> _Data about app and page elements_

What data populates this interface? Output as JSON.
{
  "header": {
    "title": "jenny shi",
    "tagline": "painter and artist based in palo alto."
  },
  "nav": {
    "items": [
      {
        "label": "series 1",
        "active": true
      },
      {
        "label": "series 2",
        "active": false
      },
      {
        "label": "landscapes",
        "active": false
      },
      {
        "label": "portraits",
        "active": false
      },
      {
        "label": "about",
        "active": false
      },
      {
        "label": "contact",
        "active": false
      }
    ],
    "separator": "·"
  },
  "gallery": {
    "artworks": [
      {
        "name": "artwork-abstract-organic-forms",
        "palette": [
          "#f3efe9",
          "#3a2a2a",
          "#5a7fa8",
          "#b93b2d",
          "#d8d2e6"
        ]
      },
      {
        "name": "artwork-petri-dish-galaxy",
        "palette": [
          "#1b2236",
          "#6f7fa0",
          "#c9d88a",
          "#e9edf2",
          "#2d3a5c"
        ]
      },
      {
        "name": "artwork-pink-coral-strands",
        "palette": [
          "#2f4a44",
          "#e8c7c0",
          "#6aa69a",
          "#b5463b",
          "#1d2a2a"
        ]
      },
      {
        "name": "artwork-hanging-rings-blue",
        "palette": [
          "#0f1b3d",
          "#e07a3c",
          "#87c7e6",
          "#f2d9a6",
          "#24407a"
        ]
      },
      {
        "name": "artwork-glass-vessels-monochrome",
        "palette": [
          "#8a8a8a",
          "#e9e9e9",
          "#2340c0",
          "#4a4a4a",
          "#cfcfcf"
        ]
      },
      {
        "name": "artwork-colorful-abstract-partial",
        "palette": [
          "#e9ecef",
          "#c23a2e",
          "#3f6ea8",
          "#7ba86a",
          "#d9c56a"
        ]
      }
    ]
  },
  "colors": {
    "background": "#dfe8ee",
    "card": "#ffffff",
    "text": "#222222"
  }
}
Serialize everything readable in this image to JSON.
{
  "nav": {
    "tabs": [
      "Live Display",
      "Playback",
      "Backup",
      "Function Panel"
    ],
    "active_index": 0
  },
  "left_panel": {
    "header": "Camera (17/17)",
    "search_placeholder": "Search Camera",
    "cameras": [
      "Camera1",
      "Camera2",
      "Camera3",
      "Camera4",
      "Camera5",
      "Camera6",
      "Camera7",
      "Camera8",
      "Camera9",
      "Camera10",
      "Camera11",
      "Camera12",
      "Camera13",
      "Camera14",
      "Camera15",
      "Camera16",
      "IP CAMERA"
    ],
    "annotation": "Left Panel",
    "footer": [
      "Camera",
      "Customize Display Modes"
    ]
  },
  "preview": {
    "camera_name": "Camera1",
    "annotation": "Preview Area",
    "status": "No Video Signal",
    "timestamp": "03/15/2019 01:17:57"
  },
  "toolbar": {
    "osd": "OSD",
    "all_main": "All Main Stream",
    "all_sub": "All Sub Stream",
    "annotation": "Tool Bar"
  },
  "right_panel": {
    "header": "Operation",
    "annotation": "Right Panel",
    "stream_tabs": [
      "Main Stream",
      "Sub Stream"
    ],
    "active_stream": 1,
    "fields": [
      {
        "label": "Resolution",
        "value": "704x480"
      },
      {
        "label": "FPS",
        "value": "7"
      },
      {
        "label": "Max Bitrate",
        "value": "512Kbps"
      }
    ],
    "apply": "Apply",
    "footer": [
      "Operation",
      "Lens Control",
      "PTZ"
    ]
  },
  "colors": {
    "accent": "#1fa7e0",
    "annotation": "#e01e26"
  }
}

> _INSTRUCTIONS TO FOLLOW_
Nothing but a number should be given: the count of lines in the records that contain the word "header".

> _SOLUTION TO THE PROBLEM_
3